The team will continue the process of retiring the former name and hopes to be entirely rid of it on physical and digital spaces in the next 50 days, by the Sept. 13 regular-season opener against the Philadelphia Eagles.
Washington will not have any change to its color scheme. It will still use burgundy and gold, and the logo on the helmet will be replaced by the player’s number in gold. The Washington Football Team will debut its home uniforms in Week 1 against the Eagles, and its road uniforms in Week 2 against the Arizona Cardinals.
While the Washington Football Teams uses these uniforms and helmets for the 2020 season, it will be seeking the feedback of players, alumni, fans, sponsors and the community for the team name it will use in the future.
Fans will be able to purchase “Washington Football Team” merchandise from Fanatics and NFL Shop in the coming days.
The team retired the name it had used for 87 years on July 13 after launching a thorough review 10 days earlier.
Team owner Dan Snyder had, for years, resisted consideration to change the name — telling USA Today in 2013 to “put it in all caps” that he would never make such a move.

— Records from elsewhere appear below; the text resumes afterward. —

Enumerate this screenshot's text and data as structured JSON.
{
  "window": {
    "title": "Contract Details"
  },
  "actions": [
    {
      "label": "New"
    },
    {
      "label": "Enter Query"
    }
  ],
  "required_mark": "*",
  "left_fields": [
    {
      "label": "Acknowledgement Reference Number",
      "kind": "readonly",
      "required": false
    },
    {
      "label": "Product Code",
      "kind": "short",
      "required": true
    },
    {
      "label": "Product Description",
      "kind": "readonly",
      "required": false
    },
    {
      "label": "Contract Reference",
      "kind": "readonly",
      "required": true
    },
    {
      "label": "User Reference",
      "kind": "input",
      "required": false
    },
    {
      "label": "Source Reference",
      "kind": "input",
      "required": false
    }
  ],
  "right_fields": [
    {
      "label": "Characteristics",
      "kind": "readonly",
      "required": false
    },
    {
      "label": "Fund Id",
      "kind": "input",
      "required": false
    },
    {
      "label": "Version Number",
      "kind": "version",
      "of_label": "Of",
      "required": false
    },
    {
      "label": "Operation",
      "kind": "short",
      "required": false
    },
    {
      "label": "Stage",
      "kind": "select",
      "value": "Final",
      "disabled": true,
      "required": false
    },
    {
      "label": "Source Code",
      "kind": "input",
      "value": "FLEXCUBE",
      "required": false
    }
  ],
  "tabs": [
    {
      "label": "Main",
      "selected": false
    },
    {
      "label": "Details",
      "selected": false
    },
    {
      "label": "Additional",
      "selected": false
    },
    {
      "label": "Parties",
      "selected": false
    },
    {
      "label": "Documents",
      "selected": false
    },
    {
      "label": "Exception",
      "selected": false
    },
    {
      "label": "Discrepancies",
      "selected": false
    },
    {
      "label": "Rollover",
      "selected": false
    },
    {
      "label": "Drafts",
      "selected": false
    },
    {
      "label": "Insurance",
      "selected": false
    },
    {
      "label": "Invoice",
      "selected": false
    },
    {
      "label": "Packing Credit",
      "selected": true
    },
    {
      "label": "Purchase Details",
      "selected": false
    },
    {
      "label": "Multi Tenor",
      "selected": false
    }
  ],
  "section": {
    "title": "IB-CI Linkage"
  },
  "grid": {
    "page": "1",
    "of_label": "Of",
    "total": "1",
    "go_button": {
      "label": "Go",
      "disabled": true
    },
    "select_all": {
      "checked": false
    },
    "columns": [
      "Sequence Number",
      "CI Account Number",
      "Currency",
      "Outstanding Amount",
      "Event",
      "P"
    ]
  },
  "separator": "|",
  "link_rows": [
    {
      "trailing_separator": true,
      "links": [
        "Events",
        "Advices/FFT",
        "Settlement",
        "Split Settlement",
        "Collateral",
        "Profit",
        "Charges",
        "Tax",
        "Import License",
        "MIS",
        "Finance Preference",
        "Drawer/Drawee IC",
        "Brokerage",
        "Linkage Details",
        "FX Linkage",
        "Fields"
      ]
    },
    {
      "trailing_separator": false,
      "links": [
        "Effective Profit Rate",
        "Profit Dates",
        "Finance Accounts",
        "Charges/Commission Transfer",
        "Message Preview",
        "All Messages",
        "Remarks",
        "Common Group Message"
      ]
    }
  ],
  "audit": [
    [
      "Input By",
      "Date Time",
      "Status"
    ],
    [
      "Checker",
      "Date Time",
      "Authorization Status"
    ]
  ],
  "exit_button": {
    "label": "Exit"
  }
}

Some who worked for Snyder said they believed then that he would rather sell the team than use a new name.
The controversy surrounding the name predated Snyder’s purchase of the team in May 1999. When Washington played at Super Bowl XXVI following the 1991 season, there were 2,000 protestors outside the Metrodome in Minneapolis. Then-owner Jack Kent Cooke said of any possible change, “There is not a single, solitary jot, tittle, whit chance in the world. I like the name, and it’s not a derogatory name.”
But Snyder and the franchise have been under more pressure after the protests following the death of George Floyd in May while he was in police custody in Minneapolis. Within a few weeks of Floyd’s death, multiple sources said Snyder had been discussing the name change with NFL officials for several weeks already.
During this time, a letter signed by 87 investors and shareholders who hold a total worth of $620 billion was sent to sponsors FedEx, PepsiCo and Nike, asking them to stop doing business with the team unless the name changed. When that news came out in an Adweek.com story on July 1, multiple people — including current and former team employees — echoed the same thought: It’s over. Most, if not all, were unaware that a possible change was in the works.
On July 2, FedEx issued a statement saying it had told the team it wanted the name changed. The other sponsors later released statements saying the same. Amazon said it would stop selling the team’s merchandise. Walmart and Target said it would stop selling the gear in stores. And, according to The Washington Post, FedEx said it would remove its signage from the stadium if the name was not changed by the 2021 season.
FedEx signed a 27-year naming rights deal for $205 million in 1998. The company’s owner and CEO, Fred Smith, has been a minority shareholder in the Washington franchise since 2003. However, according to multiple reports, he and the other minority investors, Dwight Schar and Bob Rothman, want to sell their stakes. Snyder, his sister and his mother own 60% of the franchise.
ESPN’s John Keim contributed to this report.